I really like the choreography of Akram Khan and also Wildman Decables from Brussels – he is really strong. As I already mentioned I also loved Christoph Schlingensief’s work. When you have different energies coming together within you, I find you can use them like tools and create something completely new. When I was younger, I worked with artists and did performances in galleries and at art collector’s homes. I have always been into this kind of mix.
What are you working on at the moment?
I recently did a dance for a film teaser for the Berlin Berlinale and performed with Isabelle at a Schloss in Brandenburg owned by Christina Bohin. I also recently performed together with the musician Dr. Motte and opera singer Moon Suk, improvising with voice, percussion and dance.

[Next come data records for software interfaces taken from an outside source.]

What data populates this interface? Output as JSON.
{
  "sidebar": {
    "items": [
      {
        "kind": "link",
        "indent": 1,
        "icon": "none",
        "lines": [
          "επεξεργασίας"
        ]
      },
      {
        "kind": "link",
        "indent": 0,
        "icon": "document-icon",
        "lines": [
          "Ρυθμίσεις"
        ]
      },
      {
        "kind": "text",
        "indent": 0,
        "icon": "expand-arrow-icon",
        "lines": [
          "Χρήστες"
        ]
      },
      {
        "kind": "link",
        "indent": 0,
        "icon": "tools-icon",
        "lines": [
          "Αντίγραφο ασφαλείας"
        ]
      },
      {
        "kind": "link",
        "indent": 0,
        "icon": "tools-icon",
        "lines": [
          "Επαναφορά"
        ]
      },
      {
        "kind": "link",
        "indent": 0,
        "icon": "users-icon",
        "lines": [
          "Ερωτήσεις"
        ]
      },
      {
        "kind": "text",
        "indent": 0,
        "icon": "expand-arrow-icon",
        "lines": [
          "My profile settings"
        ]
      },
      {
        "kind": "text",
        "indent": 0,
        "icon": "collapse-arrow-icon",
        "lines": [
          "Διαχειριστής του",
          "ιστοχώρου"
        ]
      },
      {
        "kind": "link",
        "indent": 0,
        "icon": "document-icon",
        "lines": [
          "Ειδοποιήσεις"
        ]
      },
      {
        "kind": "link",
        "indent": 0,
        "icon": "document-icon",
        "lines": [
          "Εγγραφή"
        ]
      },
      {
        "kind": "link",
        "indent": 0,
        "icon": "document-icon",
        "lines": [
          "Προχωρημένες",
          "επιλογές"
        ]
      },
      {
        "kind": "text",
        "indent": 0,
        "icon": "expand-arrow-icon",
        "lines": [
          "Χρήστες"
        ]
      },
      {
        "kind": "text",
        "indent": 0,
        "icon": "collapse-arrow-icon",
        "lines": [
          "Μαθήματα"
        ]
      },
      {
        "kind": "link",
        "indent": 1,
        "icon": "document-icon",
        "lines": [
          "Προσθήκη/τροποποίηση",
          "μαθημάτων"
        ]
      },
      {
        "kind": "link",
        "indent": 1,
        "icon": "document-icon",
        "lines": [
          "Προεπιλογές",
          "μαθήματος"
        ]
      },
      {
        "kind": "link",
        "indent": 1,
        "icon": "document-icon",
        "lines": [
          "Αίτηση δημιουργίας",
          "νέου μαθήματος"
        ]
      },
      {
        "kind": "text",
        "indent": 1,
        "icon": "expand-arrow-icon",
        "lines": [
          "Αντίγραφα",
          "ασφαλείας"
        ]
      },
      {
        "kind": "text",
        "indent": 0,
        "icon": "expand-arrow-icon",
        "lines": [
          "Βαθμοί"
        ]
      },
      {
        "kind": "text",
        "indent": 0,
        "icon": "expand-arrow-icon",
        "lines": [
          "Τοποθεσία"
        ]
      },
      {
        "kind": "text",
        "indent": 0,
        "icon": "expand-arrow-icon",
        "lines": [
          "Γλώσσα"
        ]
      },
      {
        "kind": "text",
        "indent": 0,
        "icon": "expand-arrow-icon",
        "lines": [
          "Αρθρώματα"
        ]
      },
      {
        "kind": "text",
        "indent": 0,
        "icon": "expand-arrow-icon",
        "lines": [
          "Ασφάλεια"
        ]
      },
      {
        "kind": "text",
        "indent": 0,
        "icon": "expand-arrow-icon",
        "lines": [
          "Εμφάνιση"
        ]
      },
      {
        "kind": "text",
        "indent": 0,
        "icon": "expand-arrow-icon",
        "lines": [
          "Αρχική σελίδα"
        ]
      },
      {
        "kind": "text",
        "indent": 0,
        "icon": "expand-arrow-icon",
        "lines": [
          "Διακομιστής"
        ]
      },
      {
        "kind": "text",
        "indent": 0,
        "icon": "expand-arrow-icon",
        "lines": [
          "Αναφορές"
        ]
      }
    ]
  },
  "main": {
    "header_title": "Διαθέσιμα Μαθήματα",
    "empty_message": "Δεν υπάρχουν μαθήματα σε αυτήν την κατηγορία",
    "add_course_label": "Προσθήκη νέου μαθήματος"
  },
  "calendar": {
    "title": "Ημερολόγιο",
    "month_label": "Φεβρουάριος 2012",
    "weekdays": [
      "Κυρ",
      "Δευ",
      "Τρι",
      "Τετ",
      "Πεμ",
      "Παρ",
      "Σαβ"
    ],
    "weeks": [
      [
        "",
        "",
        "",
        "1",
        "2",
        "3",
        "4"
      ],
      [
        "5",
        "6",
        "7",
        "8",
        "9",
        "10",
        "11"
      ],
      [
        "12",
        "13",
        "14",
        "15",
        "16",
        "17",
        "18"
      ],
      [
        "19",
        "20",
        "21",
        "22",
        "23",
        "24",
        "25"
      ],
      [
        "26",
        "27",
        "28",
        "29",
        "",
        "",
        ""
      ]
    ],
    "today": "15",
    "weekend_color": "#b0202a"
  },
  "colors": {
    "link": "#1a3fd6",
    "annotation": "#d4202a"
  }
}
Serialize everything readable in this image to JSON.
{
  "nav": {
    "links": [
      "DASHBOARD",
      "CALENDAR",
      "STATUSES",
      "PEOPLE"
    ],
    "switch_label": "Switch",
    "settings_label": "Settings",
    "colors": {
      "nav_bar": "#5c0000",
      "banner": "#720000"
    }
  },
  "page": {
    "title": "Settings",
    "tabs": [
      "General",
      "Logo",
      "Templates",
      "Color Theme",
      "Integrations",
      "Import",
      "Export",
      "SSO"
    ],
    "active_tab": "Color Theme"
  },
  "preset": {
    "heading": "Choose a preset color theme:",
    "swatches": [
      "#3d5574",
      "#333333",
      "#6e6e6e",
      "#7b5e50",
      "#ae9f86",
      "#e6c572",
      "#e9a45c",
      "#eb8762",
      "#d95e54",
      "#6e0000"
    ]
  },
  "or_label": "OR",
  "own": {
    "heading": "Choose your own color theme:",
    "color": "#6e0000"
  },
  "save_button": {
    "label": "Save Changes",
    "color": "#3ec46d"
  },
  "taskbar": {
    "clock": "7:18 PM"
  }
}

When you are ‘in the moment’ and on stage, how do you find your focus and strength? Do you feel nervous each time?
Every time I am on stage my focus changes. In my normal life I am open, but not as focused as I am on stage and certainly more relaxed. I enter into a performance zone into which I am focused and free at the same time. In this moment, I somehow feel different and maybe more confident. As a performer you somehow recognize that this is the only moment you have. You have to simply be there. This is also why I like to be on stage: to be exactly in time. I am not just thinking of one thing and doing something else. When I perform I am in the present.
Do you have a favorite place in Berlin?
I am very lazy and I mostly stay in my area. For breakfast I like going to Ankerklause and for a drink I go to Fuchsbau. When I feel like going out for dinner, I love Cafe Jacques, also just around the corner.
So it is Kreuzberg and nothing else?
I sometimes work seven days a week so when I come home from work I don’t like going to far. I love being in my hood. I am a bit lazy like this!
Thank you Elsa for showing us around your home and rooftop. It has been great to discuss your creative endeavors and explore your neighborhood.
This portrait is part of a series of women portraits, produced in collaboration with Esprit. As part of the series, interviewees wear their favorite Esprit styles. Find more information and additional pictures here.
Photography: Philipp Langenheim
Interview: Rachael Watts